COVID-19 SPECIAL

An ode to lockdown love amid the coronavirus

If ever had I thought a long-distance relationship (LDR) was hard, the coronavirus has thrown a wrench in my perspective.

Nothing says "relationship hurdle" like a government-sanctioned and enforced LDR.

He lives in Kuala Lumpur - just near enough to meet once a fortnight. Seven hours away by bus, or one, if either of us feels rich enough to fly. Rarely did we, especially as airports increasingly became a transit area for warm bodies and viruses.

In February, our solution was to meet in the middle, in Johor. I braved the Customs crowds, and him the hours-long bus ride.

At the beginning, it was a joke to us. The star-crossed lovers separated by a body of water, like in the Chinese fable Cowherd And Weaver Girl, but who reunite at the Causeway, instead of on a celestial bridge of magpies.

At the time, I still groaned to friends that I would be spending another boring weekend in Johor Baru.

But as cases grew worldwide, so did our hesitation in meeting. We scheduled one last meet-up in the middle of last month and agreed to put off meeting for the next few weeks. It was, after all, the responsible thing to do.

The Monday after that bittersweet farewell, Malaysia announced its two-week lockdown, barring citizens from travelling abroad.

The Internet was helter-skelter with misinformation and outrage, and in that moment, I was grateful to have been mentally prepared for time apart on my own terms.

 
 
 
 

To cope with the distance, we get creative online.
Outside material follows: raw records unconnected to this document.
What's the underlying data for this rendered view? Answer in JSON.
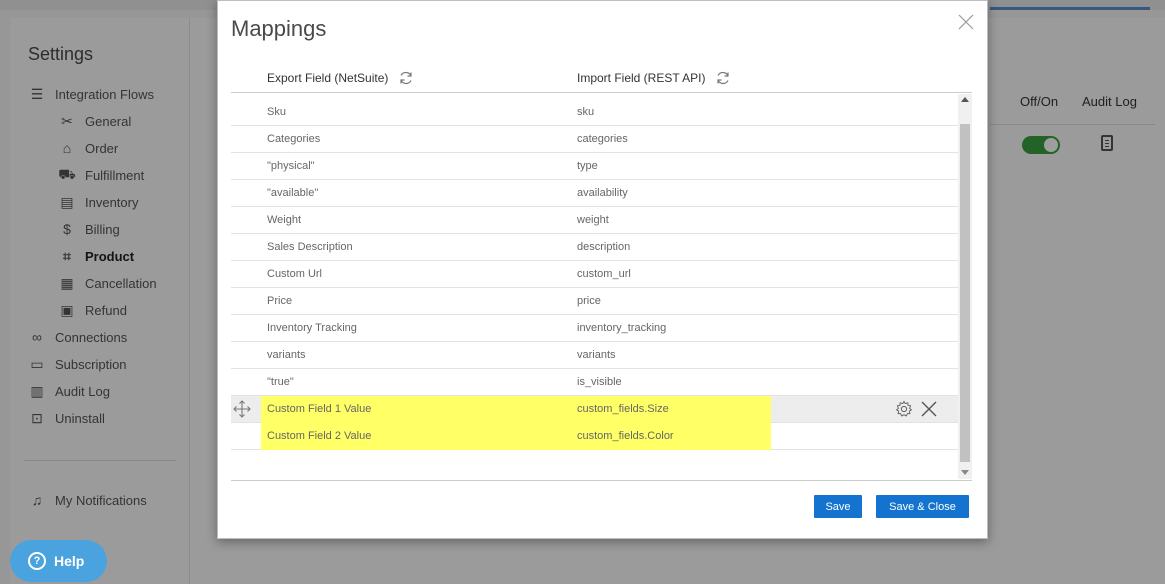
{
  "sidebar": {
    "title": "Settings",
    "items": [
      {
        "label": "Integration Flows",
        "icon": "list-icon"
      },
      {
        "label": "General",
        "icon": "tools-icon"
      },
      {
        "label": "Order",
        "icon": "store-icon"
      },
      {
        "label": "Fulfillment",
        "icon": "truck-icon"
      },
      {
        "label": "Inventory",
        "icon": "inventory-icon"
      },
      {
        "label": "Billing",
        "icon": "dollar-icon"
      },
      {
        "label": "Product",
        "icon": "tag-icon"
      },
      {
        "label": "Cancellation",
        "icon": "cancel-doc-icon"
      },
      {
        "label": "Refund",
        "icon": "refund-icon"
      },
      {
        "label": "Connections",
        "icon": "link-icon"
      },
      {
        "label": "Subscription",
        "icon": "id-card-icon"
      },
      {
        "label": "Audit Log",
        "icon": "log-icon"
      },
      {
        "label": "Uninstall",
        "icon": "uninstall-icon"
      }
    ],
    "notifications": "My Notifications",
    "help": "Help"
  },
  "main": {
    "col_offon": "Off/On",
    "col_audit": "Audit Log",
    "toggle_on": true
  },
  "modal": {
    "title": "Mappings",
    "export_header": "Export Field (NetSuite)",
    "import_header": "Import Field (REST API)",
    "rows": [
      {
        "export": "Sku",
        "import": "sku"
      },
      {
        "export": "Categories",
        "import": "categories"
      },
      {
        "export": "\"physical\"",
        "import": "type"
      },
      {
        "export": "\"available\"",
        "import": "availability"
      },
      {
        "export": "Weight",
        "import": "weight"
      },
      {
        "export": "Sales Description",
        "import": "description"
      },
      {
        "export": "Custom Url",
        "import": "custom_url"
      },
      {
        "export": "Price",
        "import": "price"
      },
      {
        "export": "Inventory Tracking",
        "import": "inventory_tracking"
      },
      {
        "export": "variants",
        "import": "variants"
      },
      {
        "export": "\"true\"",
        "import": "is_visible"
      },
      {
        "export": "Custom Field 1 Value",
        "import": "custom_fields.Size"
      },
      {
        "export": "Custom Field 2 Value",
        "import": "custom_fields.Color"
      },
      {
        "export": "",
        "import": ""
      }
    ],
    "save_label": "Save",
    "save_close_label": "Save & Close"
  },
  "colors": {
    "highlight": "#ffff66",
    "primary_button": "#1473cf",
    "toggle_on": "#3aa142",
    "help_button": "#4aa3df"
  }
}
WhatsApp calls are now video chats with the webcam left on, so we have company while working from home. We join dubious Internet game rooms and play strategy games with strangers.

On the suggestion of a friend, I downloaded Netflix Party - a third-party Google Chrome extension that lets you and your friends sync shows on Netflix, so you never miss a second together. We blew through the documentary series Don't F**k With Cats in joint speechlessness.

Now, with Malaysia's lockdown measures extended and Singapore implementing its own travel restrictions, at times, the waiting feels endless.

But it is not just couples who feel the brunt of the global lockdowns. I think of relationships around the world suffering the same pains, with entire families forcibly separated.

The nature of love has changed. No longer is it measured in time spent together. Now, an act of love is keeping away from our loved ones abroad. We stay in to keep not just ourselves safe, but also our families - and fellow countrymen.

With no seeming end to this LDR in sight, novel apps and video calling are my best friends.

I have even been coerced into downloading a fitness app with workout tutorials so we can stay active together, in place of our usual walks in the park.

 

Love is a difficult premium to trade in the time of coronavirus. But it is also the only thing we still have to give - that does not endanger a deliveryman.

All we can do is practise patience in riding out this apocalyptic spell, and extend love where we can - even if that means being alone.

 
A version of this article appeared in the print edition of The Sunday Times on April 05, 2020, with the headline 'An ode to lockdown love'. Subscribe